◆ SUPPLIED ENTRIES
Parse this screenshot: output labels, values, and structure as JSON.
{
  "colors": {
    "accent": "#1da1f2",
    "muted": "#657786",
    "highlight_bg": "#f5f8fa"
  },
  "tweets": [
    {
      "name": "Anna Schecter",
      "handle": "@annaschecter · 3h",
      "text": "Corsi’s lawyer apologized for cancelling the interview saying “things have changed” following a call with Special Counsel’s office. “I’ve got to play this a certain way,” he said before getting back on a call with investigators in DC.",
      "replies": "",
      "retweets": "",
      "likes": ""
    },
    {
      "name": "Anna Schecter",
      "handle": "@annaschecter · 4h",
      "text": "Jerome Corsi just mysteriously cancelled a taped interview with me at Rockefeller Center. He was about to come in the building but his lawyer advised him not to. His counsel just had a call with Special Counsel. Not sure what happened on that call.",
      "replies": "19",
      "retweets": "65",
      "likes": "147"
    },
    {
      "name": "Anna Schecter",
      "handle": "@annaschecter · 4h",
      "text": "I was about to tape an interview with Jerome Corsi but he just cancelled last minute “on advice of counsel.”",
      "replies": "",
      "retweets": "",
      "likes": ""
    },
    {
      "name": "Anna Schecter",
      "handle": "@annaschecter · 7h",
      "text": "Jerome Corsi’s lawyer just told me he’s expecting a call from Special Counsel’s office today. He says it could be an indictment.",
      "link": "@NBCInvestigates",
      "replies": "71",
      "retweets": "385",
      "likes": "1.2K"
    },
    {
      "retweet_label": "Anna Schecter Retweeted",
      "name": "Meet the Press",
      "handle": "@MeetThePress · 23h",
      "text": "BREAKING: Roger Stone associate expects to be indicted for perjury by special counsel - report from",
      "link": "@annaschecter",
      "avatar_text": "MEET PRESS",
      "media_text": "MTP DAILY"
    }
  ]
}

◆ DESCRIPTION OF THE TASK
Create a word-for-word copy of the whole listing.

◆ OUTPUT FOR THIS EXERCISE
Parse this screenshot: output labels, values, and structure as JSON.
{
  "colors": {
    "accent": "#1da1f2",
    "muted": "#657786",
    "highlight_bg": "#f5f8fa"
  },
  "tweets": [
    {
      "name": "Anna Schecter",
      "handle": "@annaschecter · 3h",
      "text": "Corsi’s lawyer apologized for cancelling the interview saying “things have changed” following a call with Special Counsel’s office. “I’ve got to play this a certain way,” he said before getting back on a call with investigators in DC.",
      "replies": "",
      "retweets": "",
      "likes": ""
    },
    {
      "name": "Anna Schecter",
      "handle": "@annaschecter · 4h",
      "text": "Jerome Corsi just mysteriously cancelled a taped interview with me at Rockefeller Center. He was about to come in the building but his lawyer advised him not to. His counsel just had a call with Special Counsel. Not sure what happened on that call.",
      "replies": "19",
      "retweets": "65",
      "likes": "147"
    },
    {
      "name": "Anna Schecter",
      "handle": "@annaschecter · 4h",
      "text": "I was about to tape an interview with Jerome Corsi but he just cancelled last minute “on advice of counsel.”",
      "replies": "",
      "retweets": "",
      "likes": ""
    },
    {
      "name": "Anna Schecter",
      "handle": "@annaschecter · 7h",
      "text": "Jerome Corsi’s lawyer just told me he’s expecting a call from Special Counsel’s office today. He says it could be an indictment.",
      "link": "@NBCInvestigates",
      "replies": "71",
      "retweets": "385",
      "likes": "1.2K"
    },
    {
      "retweet_label": "Anna Schecter Retweeted",
      "name": "Meet the Press",
      "handle": "@MeetThePress · 23h",
      "text": "BREAKING: Roger Stone associate expects to be indicted for perjury by special counsel - report from",
      "link": "@annaschecter",
      "avatar_text": "MEET PRESS",
      "media_text": "MTP DAILY"
    }
  ]
}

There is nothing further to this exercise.